Excerpts from a dataset
══════════

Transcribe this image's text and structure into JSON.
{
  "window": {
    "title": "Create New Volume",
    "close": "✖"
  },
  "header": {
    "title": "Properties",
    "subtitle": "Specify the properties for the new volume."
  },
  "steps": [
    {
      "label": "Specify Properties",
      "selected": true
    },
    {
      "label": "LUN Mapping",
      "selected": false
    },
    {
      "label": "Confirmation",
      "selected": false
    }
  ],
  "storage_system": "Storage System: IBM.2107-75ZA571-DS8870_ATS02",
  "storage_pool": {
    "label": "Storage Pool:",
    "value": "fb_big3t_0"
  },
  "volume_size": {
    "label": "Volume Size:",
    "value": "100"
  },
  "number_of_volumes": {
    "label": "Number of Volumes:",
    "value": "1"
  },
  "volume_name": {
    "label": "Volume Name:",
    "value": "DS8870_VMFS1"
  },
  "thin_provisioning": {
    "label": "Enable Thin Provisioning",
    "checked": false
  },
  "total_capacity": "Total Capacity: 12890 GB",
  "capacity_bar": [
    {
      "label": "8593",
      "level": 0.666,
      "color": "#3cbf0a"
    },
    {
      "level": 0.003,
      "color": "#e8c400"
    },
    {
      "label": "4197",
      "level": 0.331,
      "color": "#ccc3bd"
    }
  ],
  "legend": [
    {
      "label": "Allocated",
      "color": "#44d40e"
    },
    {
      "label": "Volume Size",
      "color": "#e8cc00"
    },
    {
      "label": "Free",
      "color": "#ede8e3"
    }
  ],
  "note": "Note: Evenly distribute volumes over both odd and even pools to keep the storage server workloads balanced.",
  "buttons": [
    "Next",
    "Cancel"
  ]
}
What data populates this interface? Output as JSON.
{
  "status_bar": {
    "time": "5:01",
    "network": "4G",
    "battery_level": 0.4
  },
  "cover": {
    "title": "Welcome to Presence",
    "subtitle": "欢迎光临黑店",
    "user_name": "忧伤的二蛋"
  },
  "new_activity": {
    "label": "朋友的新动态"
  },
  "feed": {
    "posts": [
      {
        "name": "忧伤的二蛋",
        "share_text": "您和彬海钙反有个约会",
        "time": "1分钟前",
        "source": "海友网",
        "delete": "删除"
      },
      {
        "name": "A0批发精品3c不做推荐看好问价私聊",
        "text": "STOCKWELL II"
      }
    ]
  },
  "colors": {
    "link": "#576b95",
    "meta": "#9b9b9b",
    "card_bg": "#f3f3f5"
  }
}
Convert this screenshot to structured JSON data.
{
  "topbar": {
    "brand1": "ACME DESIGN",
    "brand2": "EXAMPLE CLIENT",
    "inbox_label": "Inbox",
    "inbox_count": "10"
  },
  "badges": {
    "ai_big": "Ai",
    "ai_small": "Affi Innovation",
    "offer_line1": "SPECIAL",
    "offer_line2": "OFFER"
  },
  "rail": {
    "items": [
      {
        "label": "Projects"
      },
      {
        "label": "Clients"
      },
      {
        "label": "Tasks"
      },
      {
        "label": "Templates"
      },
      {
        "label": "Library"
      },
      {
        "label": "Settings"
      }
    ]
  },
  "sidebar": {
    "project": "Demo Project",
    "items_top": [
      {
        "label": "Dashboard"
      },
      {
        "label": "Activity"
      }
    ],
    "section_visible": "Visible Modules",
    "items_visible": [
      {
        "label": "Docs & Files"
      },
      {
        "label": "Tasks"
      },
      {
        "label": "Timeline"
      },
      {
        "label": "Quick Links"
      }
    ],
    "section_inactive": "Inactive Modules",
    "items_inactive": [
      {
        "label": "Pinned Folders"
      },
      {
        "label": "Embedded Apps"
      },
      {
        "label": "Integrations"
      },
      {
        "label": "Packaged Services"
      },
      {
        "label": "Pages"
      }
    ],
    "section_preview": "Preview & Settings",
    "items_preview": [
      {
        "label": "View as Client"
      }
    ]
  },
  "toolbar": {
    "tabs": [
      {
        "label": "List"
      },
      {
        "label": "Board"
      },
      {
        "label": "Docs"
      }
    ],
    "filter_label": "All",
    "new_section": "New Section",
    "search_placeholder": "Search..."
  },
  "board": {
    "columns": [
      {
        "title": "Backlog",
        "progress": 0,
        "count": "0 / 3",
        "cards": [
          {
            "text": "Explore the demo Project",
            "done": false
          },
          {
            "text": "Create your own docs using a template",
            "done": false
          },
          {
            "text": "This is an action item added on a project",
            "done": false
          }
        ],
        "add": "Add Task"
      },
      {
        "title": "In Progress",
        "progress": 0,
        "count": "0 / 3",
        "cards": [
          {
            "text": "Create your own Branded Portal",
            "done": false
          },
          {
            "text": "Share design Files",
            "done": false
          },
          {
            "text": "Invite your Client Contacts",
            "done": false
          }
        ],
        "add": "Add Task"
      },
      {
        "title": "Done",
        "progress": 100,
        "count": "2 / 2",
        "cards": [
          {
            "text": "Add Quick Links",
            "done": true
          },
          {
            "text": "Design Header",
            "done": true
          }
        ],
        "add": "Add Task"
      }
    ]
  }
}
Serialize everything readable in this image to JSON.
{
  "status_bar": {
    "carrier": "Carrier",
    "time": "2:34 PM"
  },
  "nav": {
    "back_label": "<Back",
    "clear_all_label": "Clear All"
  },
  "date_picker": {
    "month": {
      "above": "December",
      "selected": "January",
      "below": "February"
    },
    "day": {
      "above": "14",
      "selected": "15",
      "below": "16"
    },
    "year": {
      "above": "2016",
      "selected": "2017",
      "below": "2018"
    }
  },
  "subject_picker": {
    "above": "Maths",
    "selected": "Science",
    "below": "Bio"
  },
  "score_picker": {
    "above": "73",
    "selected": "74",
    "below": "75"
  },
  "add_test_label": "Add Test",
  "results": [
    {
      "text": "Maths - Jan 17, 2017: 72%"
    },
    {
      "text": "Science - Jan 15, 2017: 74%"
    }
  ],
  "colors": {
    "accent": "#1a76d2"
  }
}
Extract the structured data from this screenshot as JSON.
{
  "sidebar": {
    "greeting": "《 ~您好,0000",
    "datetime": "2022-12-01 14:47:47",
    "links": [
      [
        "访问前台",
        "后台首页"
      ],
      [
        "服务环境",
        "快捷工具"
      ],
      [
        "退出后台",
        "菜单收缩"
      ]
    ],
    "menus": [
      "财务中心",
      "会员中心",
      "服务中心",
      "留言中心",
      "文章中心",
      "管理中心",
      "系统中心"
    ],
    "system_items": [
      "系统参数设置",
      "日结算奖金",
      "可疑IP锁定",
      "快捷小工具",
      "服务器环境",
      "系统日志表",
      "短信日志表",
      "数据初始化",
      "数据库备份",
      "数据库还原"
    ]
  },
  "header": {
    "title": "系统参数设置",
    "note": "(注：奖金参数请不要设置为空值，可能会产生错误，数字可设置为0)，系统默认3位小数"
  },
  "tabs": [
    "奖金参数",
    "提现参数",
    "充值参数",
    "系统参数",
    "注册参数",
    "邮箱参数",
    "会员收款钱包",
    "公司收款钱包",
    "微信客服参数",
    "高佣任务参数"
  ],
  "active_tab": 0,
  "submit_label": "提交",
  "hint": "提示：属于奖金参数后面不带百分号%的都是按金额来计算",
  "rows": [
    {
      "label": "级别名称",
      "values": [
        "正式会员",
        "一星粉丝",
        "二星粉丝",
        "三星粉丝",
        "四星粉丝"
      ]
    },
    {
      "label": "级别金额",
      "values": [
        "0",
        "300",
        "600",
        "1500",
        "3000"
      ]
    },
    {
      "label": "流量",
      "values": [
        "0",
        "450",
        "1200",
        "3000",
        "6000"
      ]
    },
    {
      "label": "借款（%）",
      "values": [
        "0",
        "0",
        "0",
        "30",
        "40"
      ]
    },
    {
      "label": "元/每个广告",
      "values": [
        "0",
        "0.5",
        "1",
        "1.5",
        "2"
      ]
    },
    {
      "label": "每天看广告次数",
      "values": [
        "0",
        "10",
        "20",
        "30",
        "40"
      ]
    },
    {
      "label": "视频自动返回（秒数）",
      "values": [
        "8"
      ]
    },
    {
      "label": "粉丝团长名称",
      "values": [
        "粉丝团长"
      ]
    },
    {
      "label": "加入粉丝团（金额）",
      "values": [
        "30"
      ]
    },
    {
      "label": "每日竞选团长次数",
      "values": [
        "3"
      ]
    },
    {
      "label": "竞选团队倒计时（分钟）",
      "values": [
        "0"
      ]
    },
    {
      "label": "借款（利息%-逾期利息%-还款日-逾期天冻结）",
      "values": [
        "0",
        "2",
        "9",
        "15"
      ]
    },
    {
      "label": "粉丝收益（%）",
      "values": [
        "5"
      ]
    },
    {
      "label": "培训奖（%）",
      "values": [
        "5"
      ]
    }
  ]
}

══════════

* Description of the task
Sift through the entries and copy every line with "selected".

* Response to the task
      "selected": true
      "selected": false
      "selected": false
      "selected": "January",
      "selected": "15",
      "selected": "2017",
    "selected": "Science",
    "selected": "74",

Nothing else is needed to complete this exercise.